It’s quite odd that I so enjoyed Benedict’s storyline. It does take up a good chunk of ‘Blood Challenge’ page-time. . . yet I whinged about the lack of Lily and Rule page-time in ‘Blood Magic’ and hate the Cynna/Cullen side-story. But there was just something about Benedict and Arjenie that was just too good to hate.
But like I said, ‘Blood Challenge’ is primarily about the mate bond. As much as it’s about how it impacts Benedict, there’s also direct and indirect reference to how it impacted (and is still impacting) Lily and Rule’s relationship. I will say that Eileen Wilks still doesn’t go into enough relationship detail with these two, but it is an improvement over ‘Blood Magic’. Lily, for instance, finally admits some regrets to herself that come with being Rule’s mate.
But even if I wished there was more Lily/Rule focus in this book. . . I think ‘Blood Challenge’ succeeded in clearing some things up for me about the trajectory of this series. I’m starting to understand that Wilks’s ‘World of the Lupi’ series is not really ‘The Lily and Rule’ series. Maybe it’s a little late in the game (seven books late!) to finally have an accepting grasp of the series’ overarching objective. . . but I feel like things have never been more clear, for Wilks and readers alike, than in ‘Blood Challenge’. The ‘World of the Lupi’ series is bigger than the sum of its parts – it’s easier to think of it as being about the members of clan home and the impact of celebrity on an entire species of supernatural beings. . . perhaps Lily and Rule are often a convenient vessel through which to experience the changing social norms that come with their human/Lupi union, but they are not always going to be the focus of this ‘World’. And that’s okay. When you have side stories as good as Benedict and Arjenie’s, you hardly even notice that Lily and Rule are often sidelined.
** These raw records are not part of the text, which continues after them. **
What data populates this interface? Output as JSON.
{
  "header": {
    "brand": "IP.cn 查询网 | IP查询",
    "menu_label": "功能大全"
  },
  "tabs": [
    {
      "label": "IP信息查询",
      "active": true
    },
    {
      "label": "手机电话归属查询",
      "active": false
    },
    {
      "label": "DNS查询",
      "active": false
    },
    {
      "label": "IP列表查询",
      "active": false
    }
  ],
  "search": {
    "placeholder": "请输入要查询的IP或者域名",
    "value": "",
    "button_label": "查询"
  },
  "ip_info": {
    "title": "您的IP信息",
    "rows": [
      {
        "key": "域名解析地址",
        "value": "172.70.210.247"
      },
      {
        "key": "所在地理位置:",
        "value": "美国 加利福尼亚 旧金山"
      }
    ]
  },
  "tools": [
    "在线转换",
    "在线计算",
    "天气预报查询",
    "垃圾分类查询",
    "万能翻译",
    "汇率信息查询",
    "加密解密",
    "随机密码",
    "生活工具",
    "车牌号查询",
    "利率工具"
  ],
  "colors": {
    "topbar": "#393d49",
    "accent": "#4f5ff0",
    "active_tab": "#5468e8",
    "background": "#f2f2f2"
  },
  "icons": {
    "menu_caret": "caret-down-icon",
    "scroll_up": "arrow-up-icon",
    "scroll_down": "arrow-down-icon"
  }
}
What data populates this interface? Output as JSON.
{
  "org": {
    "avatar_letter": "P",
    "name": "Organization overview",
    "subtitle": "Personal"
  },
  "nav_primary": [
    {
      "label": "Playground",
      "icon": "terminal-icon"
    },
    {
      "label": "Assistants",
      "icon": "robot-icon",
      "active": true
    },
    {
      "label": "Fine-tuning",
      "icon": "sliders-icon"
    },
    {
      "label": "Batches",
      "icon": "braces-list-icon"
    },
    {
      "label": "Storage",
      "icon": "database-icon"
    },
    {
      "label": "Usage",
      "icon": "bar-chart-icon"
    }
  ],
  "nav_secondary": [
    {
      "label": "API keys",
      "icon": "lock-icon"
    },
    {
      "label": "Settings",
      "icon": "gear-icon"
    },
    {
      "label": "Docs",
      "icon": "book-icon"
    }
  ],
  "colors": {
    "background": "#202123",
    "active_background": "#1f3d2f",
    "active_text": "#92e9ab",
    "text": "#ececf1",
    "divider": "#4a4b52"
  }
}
I will also say that ‘Blood Challenge’ is some of Wilks’s finest writing. There are times throughout the book when her writing becomes a simmering blend of noir and urban fantasy. . . something dark and fantastical with a biting edge. Brilliant, and worthy of Raymond Chandler.
Fear comes in many flavours. Tonight’s dish was sour apples with a soupcon of bile. Arjenie swallowed and swallowed again.The moon was high and nearly full. A few tatters of high-flying cirrus clouds marred the sky’s dome like scuff marks left by skidding giants. Arjenie held herself still so as not to send any crackles or crunches out into the moon-flooded night.
I really, really loved this installment. I went in with trepidation, and came out with a new series favorite. . . I will warn that there is a BIG cliff-hanger at the end, but that just seemed to make the novel all the more robust and fulfilling. ‘Blood Challenge’ was overall an enlightening and wonderful installment in a beloved urban fantasy series. I am now on pins and needles for the eighth book, 'Death Magic'!